If money coming into your practice is lower than you’d like, it might be time to look at reducing overhead expenses.
One way is to examine overhead from a revenue standpoint instead of simply cutting costs. Overhead will have less of an impact if your dental practice is generating more revenue by increasing your UCR (Usual, Customary, and Reasonable) fees.
Highly successful dental practice owners look at overhead expenses as investments. They understand that the purpose of expenses is to make the practice profitable, however, not all expenses are created equal.
For example, the largest expense in most practices is payroll. While you may pay two different employees the same compensation, it’s unlikely that they each provide the exact same benefit to your practice.
In fact, it’s possible that one or more employees are worth much more than they are being paid. However, it’s also possible that one or more employees are actually costing you money (profit).
In the same way, cheaper supplies or lab costs may not provide the quality needed to help your practice perform at the level of patient care you desire.

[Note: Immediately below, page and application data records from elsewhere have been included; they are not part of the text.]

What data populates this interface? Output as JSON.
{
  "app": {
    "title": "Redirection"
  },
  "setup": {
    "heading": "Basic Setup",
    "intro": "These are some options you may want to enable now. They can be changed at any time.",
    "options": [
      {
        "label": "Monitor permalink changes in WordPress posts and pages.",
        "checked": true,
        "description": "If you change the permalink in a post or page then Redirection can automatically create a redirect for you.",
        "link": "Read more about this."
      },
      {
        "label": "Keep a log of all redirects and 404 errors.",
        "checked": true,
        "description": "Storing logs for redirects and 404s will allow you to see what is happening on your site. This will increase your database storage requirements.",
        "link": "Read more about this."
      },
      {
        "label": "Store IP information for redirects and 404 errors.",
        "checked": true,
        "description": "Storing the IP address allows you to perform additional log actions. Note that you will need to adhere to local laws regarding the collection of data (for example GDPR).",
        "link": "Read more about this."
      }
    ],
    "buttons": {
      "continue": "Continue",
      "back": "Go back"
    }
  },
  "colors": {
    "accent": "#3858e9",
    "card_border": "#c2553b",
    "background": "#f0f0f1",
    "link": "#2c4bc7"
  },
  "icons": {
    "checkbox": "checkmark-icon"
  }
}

Therefore, every expense should be examined in light of the return it is providing. The cheapest alternative is certainly not always the best alternative. Cutting costs is not the goal. Spending money wisely on expenses that most improve your bottom line is the key.
Reducing Expenses With Tax Write-Offs
Tax write-offs for dentists are one of the most valuable tools available for reducing overhead expenses, and your dental practice CPA can help ensure you get the best deductions possible.
That said, some tax write-offs must be treated differently than simply deducting them from your practice revenue. Deducting some common operating expenses may require you to take additional steps to qualify, and some deductions provide more tax advantages than others.
Also, it’s important to know that tax laws change often. What you can deduct may change from one year to the next, or the amount you can deduct may change. That’s another important reason to have a professional available who understands your practice to help you with the decision-making process.
This list of common tax deductions for dentists isn’t exhaustive, but can make a significant impact during tax season.
Salaries and Wages
Payroll is typically the largest expense dental practices have, but it also offers the most tax advantages. In addition to deducting the actual wages and payroll taxes paid, plus administrative costs such as payroll services, there are sometimes federal and state-level wage-based tax credits for small businesses.
Vehicles and Equipment
You may be able to claim bonus depreciation or expense equipment in the year of purchase, which can result in a significant tax write-off. Be sure to consult with your dental CPA and tax professional regarding the tax treatment of major business-related purchases.
Lab and Dental Supplies
Supplies and tools used in procedures, occupational clothing and protective gear for yourself and your staff, and additional services such as medical waste disposal are all fully deductible.
Administrative, General, and Office Expenses
The purchase of office supplies, furnishings, computers, technical infrastructure, and incidental expenses such as meals and patient amenities are also fully deductible.
Partner With an Expert to Help Identify and Reduce Overhead Costs at Your Practice
It’s crucial to properly categorize overhead expenses to get the maximum benefits available. It’s easy to make mistakes from a business standpoint in running a dental practice, which is why it’s a great idea to engage a dental practice accounting professional.
The Dental CFO specializes in tax and financial advisory services for dentists at every stage of their careers. We can help you understand your overhead expenses, use them to reduce your taxes, and provide you with the best possible access to tax deductions, cost-savings measures, management guidance, and more.
Contact us today regarding your dental office overhead expense breakdown and tax reduction strategies.